Republican leaders pushed to expand a proposed insider trading ban for Members of Congress to top executive branch officials today, but the White House said such a ban is already in place.
“The president is calling on Congress to live up to a standard that he isn’t requiring of his own employees,” Senate Minority Leader Mitch McConnell (R-Ky.) said on the Senate floor.
At a news conference, House Majority Leader Eric Cantor also pushed the Senate to add the executive branch to the Stop Trading on Congressional Knowledge Act.
“The bill does not adequately cover those connected with the federal government in the executive branch that are in positions with access and are privy to information that could be used to personally benefit those individuals,” the Virginia Republican said.
The White House, however, called on Congress to quickly send the STOCK Act to Obama’s desk and contended that a ban on insider trading for executive branch officials is redundant.
“Executive branch employees are already covered by the insider trading prohibitions,” White House spokesman Eric Schultz said. “And Congress itself heard testimony in December that suggested some doubt about whether the [Securities and Exchange Commission] can enforce those existing laws against Members of Congress. The STOCK Act is needed to make absolutely clear that Members of Congress are banned from insider trading too.”
The bill is hung up in the Senate as lawmakers fight behind closed doors over which of several tricky ethics amendments will be allowed to come up for a vote. Among the proposals is one from Sen. Rand Paul (R-Ky.) targeting the executive branch, as well as another Paul amendment that would strip pensions from Members of Congress if they become lobbyists after they retire. The pension amendment was strongly opposed on the Senate floor by Sens. Susan Collins (R-Maine) and Majority Whip Dick Durbin (D-Ill.).
Majority Leader Harry Reid (D-Nev.) complained that Senators were demanding votes on non-germane amendments before they would allow votes on anyone else’s amendments, and he threatened to file cloture.
Cantor said that if the Senate does not act, he intends to bring a bill to the floor in February to address the issue.
Sen. Kirsten Gillibrand, D-N.Y., speaks with reporters following a vote in the Senate. Gillibrand’s proposal to remove military commanders from the process of reviewing sexual-assault cases was left out of the bicameral deal on the defense authorization bill, but the senator is pushing for a vote on her plan soon.

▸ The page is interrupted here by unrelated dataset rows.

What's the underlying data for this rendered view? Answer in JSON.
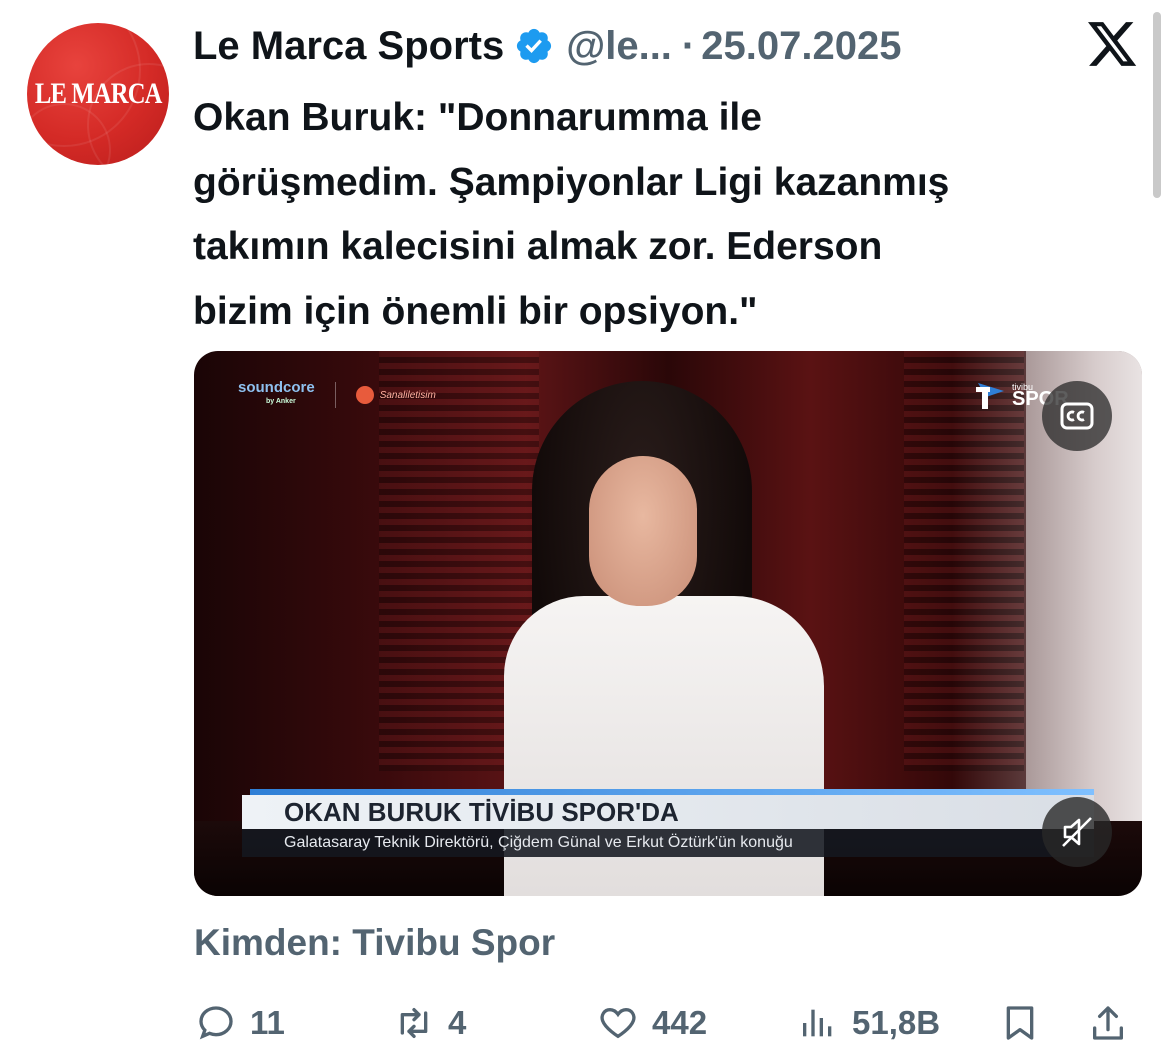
{
  "avatar": {
    "text": "LE MARCA"
  },
  "header": {
    "name": "Le Marca Sports",
    "handle": "@le...",
    "separator": "·",
    "date": "25.07.2025"
  },
  "tweet": {
    "text": "Okan Buruk: \"Donnarumma ile\ngörüşmedim. Şampiyonlar Ligi kazanmış\ntakımın kalecisini almak zor. Ederson\nbizim için önemli bir opsiyon.\""
  },
  "media": {
    "sponsor1": "soundcore",
    "sponsor1_sub": "by Anker",
    "sponsor2": "Sanaliletisim",
    "channel_small": "tivibu",
    "channel": "SPOR",
    "lower_third_title": "OKAN BURUK TİVİBU SPOR'DA",
    "lower_third_subtitle": "Galatasaray Teknik Direktörü, Çiğdem Günal ve Erkut Öztürk'ün konuğu"
  },
  "source": "Kimden: Tivibu Spor",
  "actions": {
    "replies": "11",
    "reposts": "4",
    "likes": "442",
    "views": "51,8B"
  },
  "colors": {
    "accent": "#1d9bf0",
    "muted": "#536471",
    "text": "#0f1419"
  }
}
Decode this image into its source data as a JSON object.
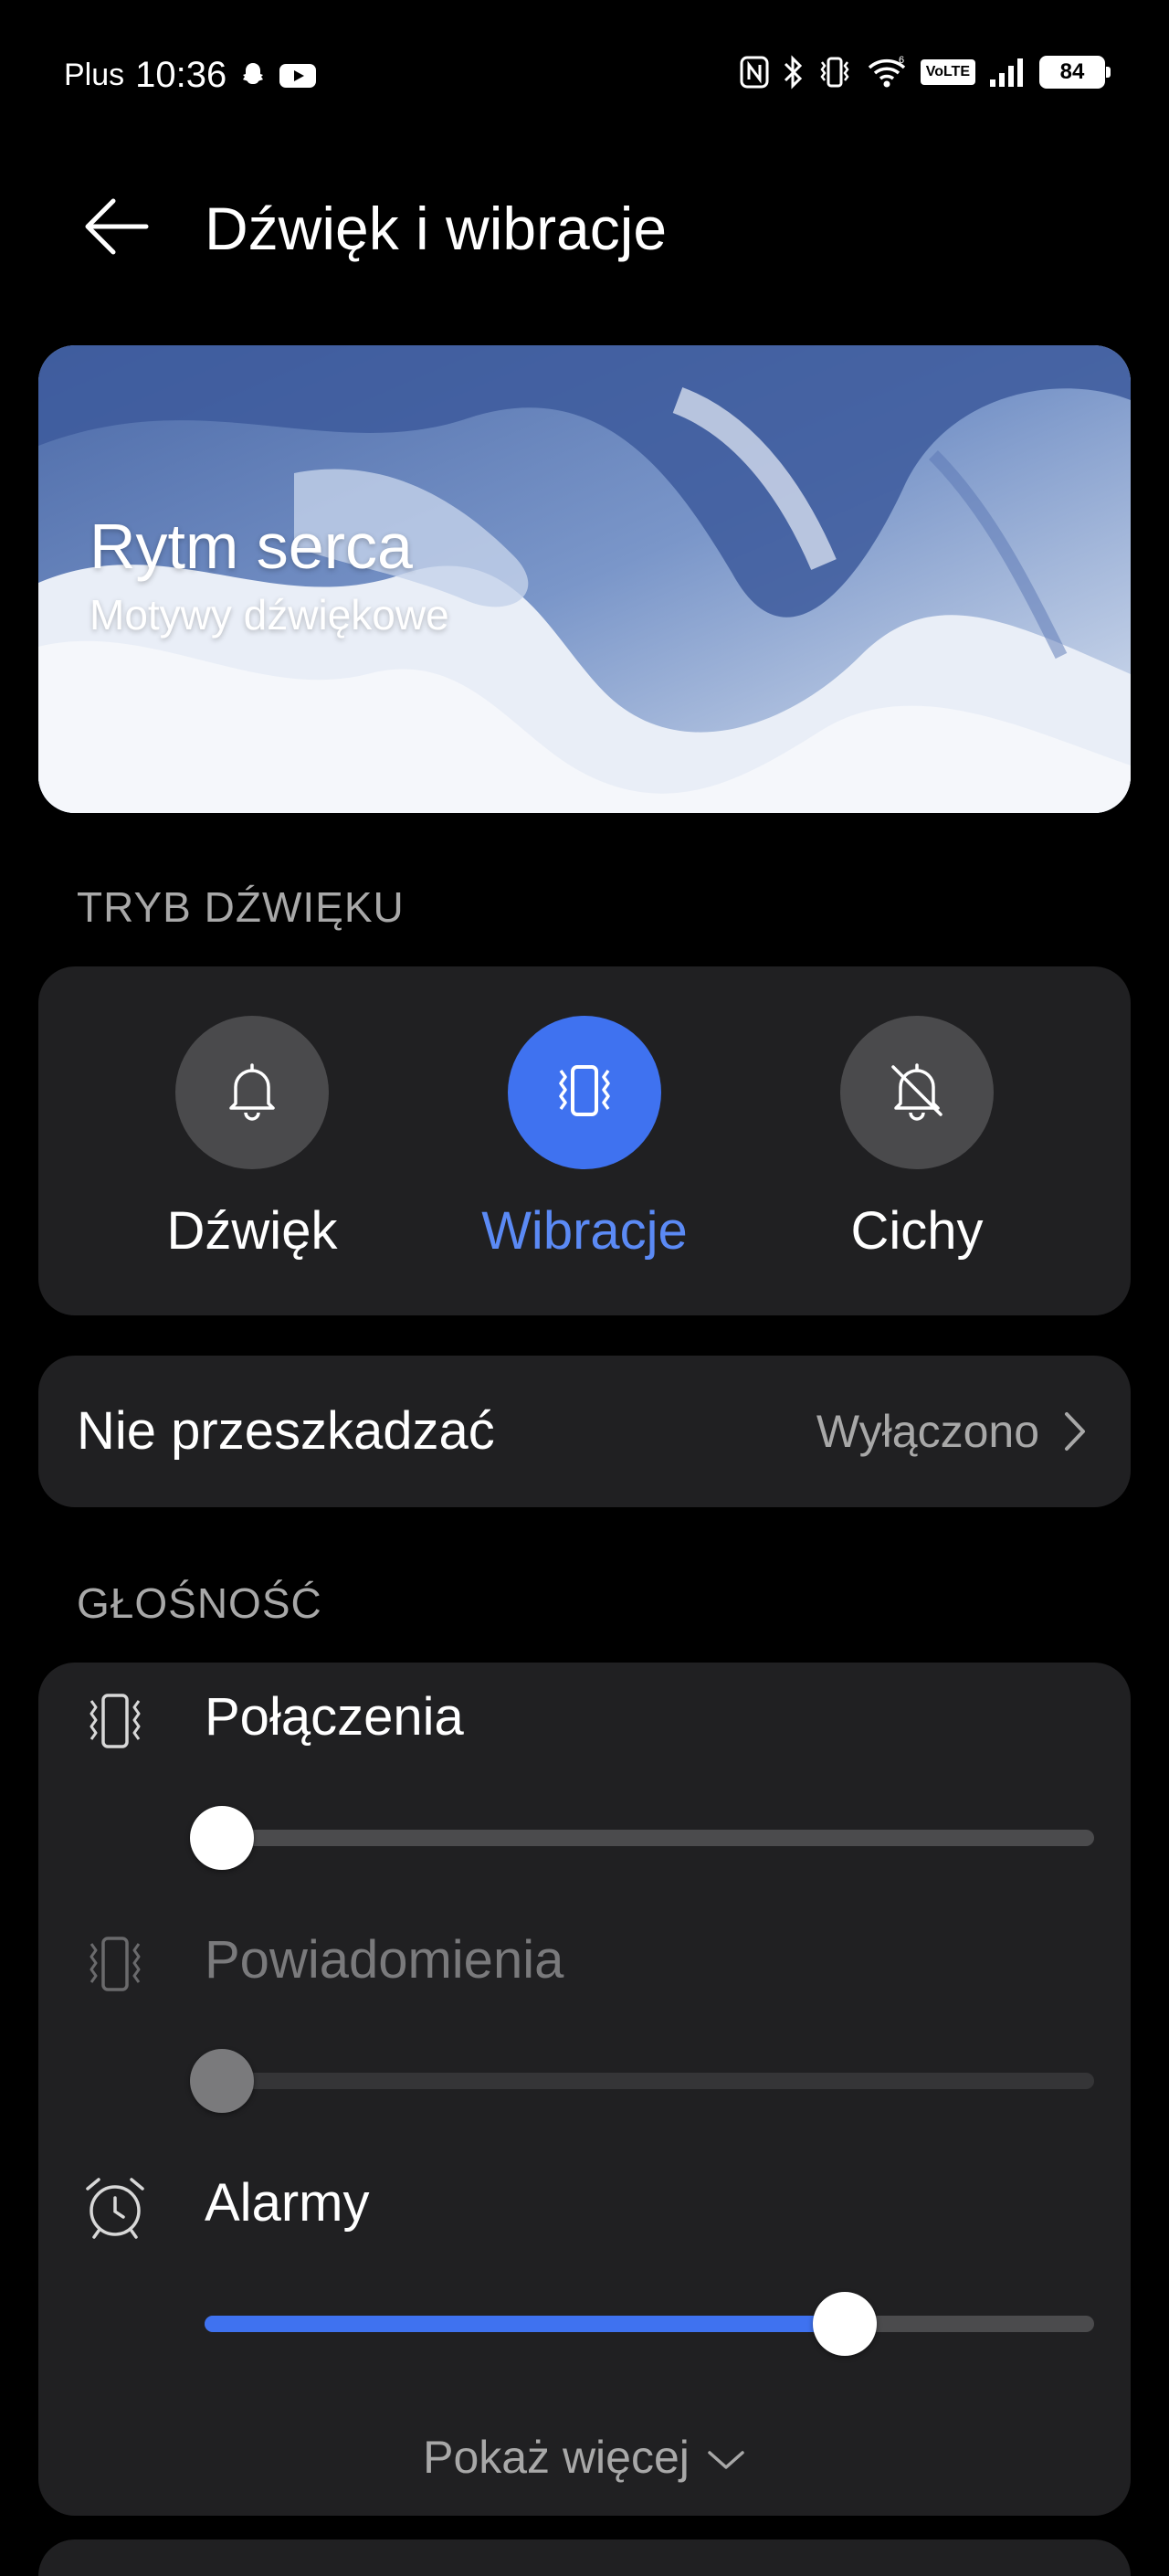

Each year since 1990, CQ Roll Call has reviewed the financial disclosures of all 541 senators, representatives and delegates to determine the 50 richest members of Congress. This year's report, derived from forms covering the calendar year 2012, shows it took a net worth of $6.67 million to crack the exclusive club.